What is a Lottery?


A lottery is a gambling game where people buy numbered tickets and the winners are determined by chance. The prizes vary from small cash amounts to goods, services or real estate. Lotteries can also be used to raise money for charitable purposes or other public uses. Most states regulate state-operated lotteries but many have exemptions for non-profit and church organizations. A state may delegate to a lottery commission or board the responsibility for selecting and training retailers, selling and redeeming winning tickets, paying high-tier prizes and ensuring that the retail stores and players comply with state laws and rules.

Lotteries are a popular form of entertainment for many people. They can be played in the United States and other countries, by individuals or groups, and there are many types of games. The prizes for the game are usually given to a small number of winning participants. In some cases, a prize may be a free ticket to the next lottery draw, while in others it is a fixed sum of money.

One of the main reasons people play the lottery is for the money. The prospect of winning a big jackpot can be very attractive, and it is no wonder that some people spend billions each year on the game. However, it is important to remember that the chances of winning are very low. People should only play the lottery if they can afford to do so without significantly harming their financial health.

It is also important to consider the impact of lottery profits on society. The main problem is that lotteries encourage people to covet money and the things that it can buy. This is a violation of the commandment to “love your neighbor as yourself” and the biblical prohibition against coveting (Exodus 20:17; 1 Timothy 6:10). In addition, the money raised by lotteries is often spent on corrupt activities.

In the past, governments and private promoters held lotteries to raise money for a wide range of public usages. Lotteries were especially popular in the 17th century, when they were hailed as a painless form of taxation. Among other things, they were used to finance the building of the British Museum and a variety of bridges, as well as to build American colleges including Harvard, Yale, Dartmouth, and King’s College.

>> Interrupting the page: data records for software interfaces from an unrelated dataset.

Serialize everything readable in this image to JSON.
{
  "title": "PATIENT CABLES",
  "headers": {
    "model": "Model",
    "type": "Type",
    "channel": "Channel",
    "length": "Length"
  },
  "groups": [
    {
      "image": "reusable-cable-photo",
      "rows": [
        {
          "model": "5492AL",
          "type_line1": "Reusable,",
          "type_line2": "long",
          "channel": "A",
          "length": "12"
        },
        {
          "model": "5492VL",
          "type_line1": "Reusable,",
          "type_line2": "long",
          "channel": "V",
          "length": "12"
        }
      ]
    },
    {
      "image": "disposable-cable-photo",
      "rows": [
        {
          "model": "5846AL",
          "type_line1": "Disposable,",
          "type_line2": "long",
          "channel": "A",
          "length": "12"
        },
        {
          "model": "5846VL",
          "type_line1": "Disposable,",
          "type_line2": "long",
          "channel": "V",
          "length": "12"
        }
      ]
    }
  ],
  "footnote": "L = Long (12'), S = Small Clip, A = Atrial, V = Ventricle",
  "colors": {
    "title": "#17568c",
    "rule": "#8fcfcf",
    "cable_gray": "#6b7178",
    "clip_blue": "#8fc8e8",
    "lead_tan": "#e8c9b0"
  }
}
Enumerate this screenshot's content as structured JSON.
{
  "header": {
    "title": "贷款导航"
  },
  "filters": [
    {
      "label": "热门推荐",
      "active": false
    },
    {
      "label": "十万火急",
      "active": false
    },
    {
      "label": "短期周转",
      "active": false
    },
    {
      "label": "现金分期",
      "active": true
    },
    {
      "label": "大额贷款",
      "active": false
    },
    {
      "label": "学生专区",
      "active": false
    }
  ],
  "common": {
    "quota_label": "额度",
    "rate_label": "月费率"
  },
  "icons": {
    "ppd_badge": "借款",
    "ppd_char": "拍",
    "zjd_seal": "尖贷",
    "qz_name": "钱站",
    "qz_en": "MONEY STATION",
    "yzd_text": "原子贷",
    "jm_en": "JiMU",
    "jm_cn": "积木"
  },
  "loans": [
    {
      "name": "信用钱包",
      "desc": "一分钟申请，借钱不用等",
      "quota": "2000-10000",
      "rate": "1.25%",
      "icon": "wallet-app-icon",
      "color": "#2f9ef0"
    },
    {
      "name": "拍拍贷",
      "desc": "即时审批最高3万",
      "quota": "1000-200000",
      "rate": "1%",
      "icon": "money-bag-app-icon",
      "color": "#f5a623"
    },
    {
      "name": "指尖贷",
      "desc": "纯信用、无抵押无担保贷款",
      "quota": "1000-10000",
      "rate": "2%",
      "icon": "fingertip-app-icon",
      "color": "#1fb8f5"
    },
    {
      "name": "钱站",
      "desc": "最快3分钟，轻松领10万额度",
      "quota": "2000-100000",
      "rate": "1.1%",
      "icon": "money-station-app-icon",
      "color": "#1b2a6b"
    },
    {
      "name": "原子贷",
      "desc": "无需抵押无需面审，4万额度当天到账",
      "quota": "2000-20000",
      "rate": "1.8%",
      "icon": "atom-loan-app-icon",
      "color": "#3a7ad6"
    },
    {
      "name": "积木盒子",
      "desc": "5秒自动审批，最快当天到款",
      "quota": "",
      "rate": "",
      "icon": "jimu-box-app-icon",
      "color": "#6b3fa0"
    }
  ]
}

The word lotteries comes from the Dutch noun hlot, which means “fate” or “chance.” In general, it refers to any process in which one or more prizes are allocated by chance. The prizes can be anything from housing units to kindergarten placements. A lottery is often run when there is a large demand for something that is limited in supply.

It is important to understand that the success of a lottery depends on the ability to reach a large enough population of potential customers to generate sufficient revenue. In order to do this, the lottery must be accessible to a wide range of people from different socioeconomic backgrounds. The current lottery system in the United States, for example, is highly skewed by income. Most lottery players are middle-income people, while very few are from low-income neighborhoods.